_TASK DIRECTIONS_. Copy out every line from the records that includes "icon".

=======

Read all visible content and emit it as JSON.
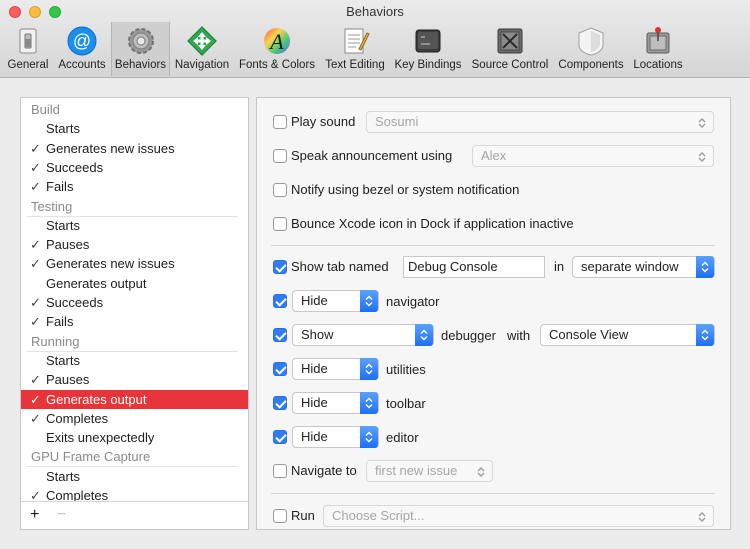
{
  "window": {
    "title": "Behaviors"
  },
  "toolbar": {
    "items": [
      {
        "label": "General",
        "icon": "general-icon"
      },
      {
        "label": "Accounts",
        "icon": "accounts-icon"
      },
      {
        "label": "Behaviors",
        "icon": "behaviors-gear-icon",
        "active": true
      },
      {
        "label": "Navigation",
        "icon": "navigation-icon"
      },
      {
        "label": "Fonts & Colors",
        "icon": "fonts-colors-icon"
      },
      {
        "label": "Text Editing",
        "icon": "text-editing-icon"
      },
      {
        "label": "Key Bindings",
        "icon": "key-bindings-icon"
      },
      {
        "label": "Source Control",
        "icon": "source-control-icon"
      },
      {
        "label": "Components",
        "icon": "components-icon"
      },
      {
        "label": "Locations",
        "icon": "locations-icon"
      }
    ]
  },
  "list": {
    "rows": [
      {
        "type": "header",
        "label": "Build"
      },
      {
        "type": "item",
        "label": "Starts",
        "checked": false
      },
      {
        "type": "item",
        "label": "Generates new issues",
        "checked": true
      },
      {
        "type": "item",
        "label": "Succeeds",
        "checked": true
      },
      {
        "type": "item",
        "label": "Fails",
        "checked": true
      },
      {
        "type": "header",
        "label": "Testing"
      },
      {
        "type": "item",
        "label": "Starts",
        "checked": false
      },
      {
        "type": "item",
        "label": "Pauses",
        "checked": true
      },
      {
        "type": "item",
        "label": "Generates new issues",
        "checked": true
      },
      {
        "type": "item",
        "label": "Generates output",
        "checked": false
      },
      {
        "type": "item",
        "label": "Succeeds",
        "checked": true
      },
      {
        "type": "item",
        "label": "Fails",
        "checked": true
      },
      {
        "type": "header",
        "label": "Running"
      },
      {
        "type": "item",
        "label": "Starts",
        "checked": false
      },
      {
        "type": "item",
        "label": "Pauses",
        "checked": true
      },
      {
        "type": "item",
        "label": "Generates output",
        "checked": true,
        "selected": true
      },
      {
        "type": "item",
        "label": "Completes",
        "checked": true
      },
      {
        "type": "item",
        "label": "Exits unexpectedly",
        "checked": false
      },
      {
        "type": "header",
        "label": "GPU Frame Capture"
      },
      {
        "type": "item",
        "label": "Starts",
        "checked": false
      },
      {
        "type": "item",
        "label": "Completes",
        "checked": true
      }
    ],
    "add_label": "+",
    "remove_label": "−"
  },
  "behavior": {
    "play_sound": {
      "label": "Play sound",
      "checked": false,
      "value": "Sosumi"
    },
    "speak": {
      "label": "Speak announcement using",
      "checked": false,
      "value": "Alex"
    },
    "notify": {
      "label": "Notify using bezel or system notification",
      "checked": false
    },
    "bounce": {
      "label": "Bounce Xcode icon in Dock if application inactive",
      "checked": false
    },
    "show_tab": {
      "label": "Show tab named",
      "checked": true,
      "name_value": "Debug Console",
      "in_label": "in",
      "where": "separate window"
    },
    "navigator": {
      "checked": true,
      "action": "Hide",
      "label": "navigator"
    },
    "debugger": {
      "checked": true,
      "action": "Show",
      "label": "debugger",
      "with_label": "with",
      "view": "Console View"
    },
    "utilities": {
      "checked": true,
      "action": "Hide",
      "label": "utilities"
    },
    "toolbar_row": {
      "checked": true,
      "action": "Hide",
      "label": "toolbar"
    },
    "editor": {
      "checked": true,
      "action": "Hide",
      "label": "editor"
    },
    "navigate_to": {
      "label": "Navigate to",
      "checked": false,
      "value": "first new issue"
    },
    "run": {
      "label": "Run",
      "checked": false,
      "value": "Choose Script..."
    }
  },
  "colors": {
    "selection": "#e8353a",
    "checkbox_on": "#2f7cf6"
  }
}
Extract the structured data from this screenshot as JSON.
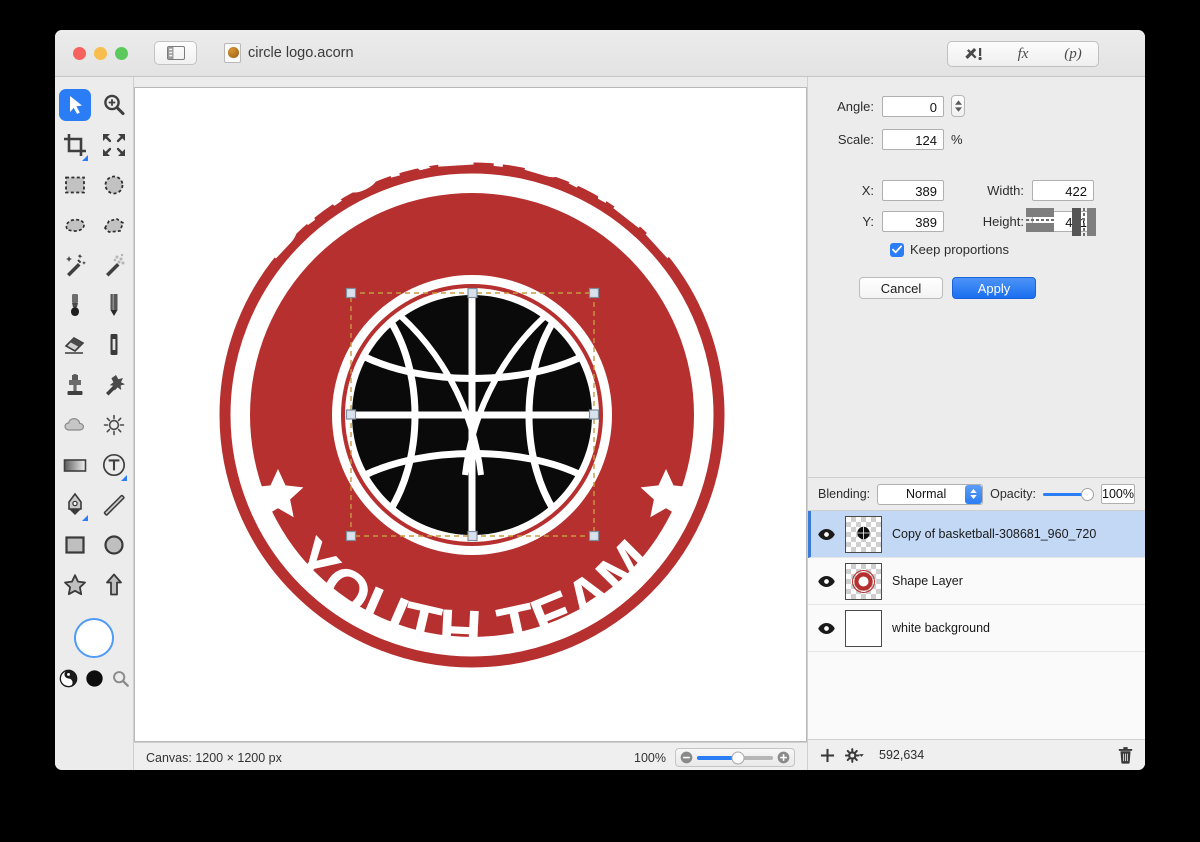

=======

_ANSWER TO THIS TASK_.
        "icon": "general-icon"
        "icon": "accounts-icon"
        "icon": "behaviors-gear-icon",
        "icon": "navigation-icon"
        "icon": "fonts-colors-icon"
        "icon": "text-editing-icon"
        "icon": "key-bindings-icon"
        "icon": "source-control-icon"
        "icon": "components-icon"
        "icon": "locations-icon"
      "label": "Bounce Xcode icon in Dock if application inactive",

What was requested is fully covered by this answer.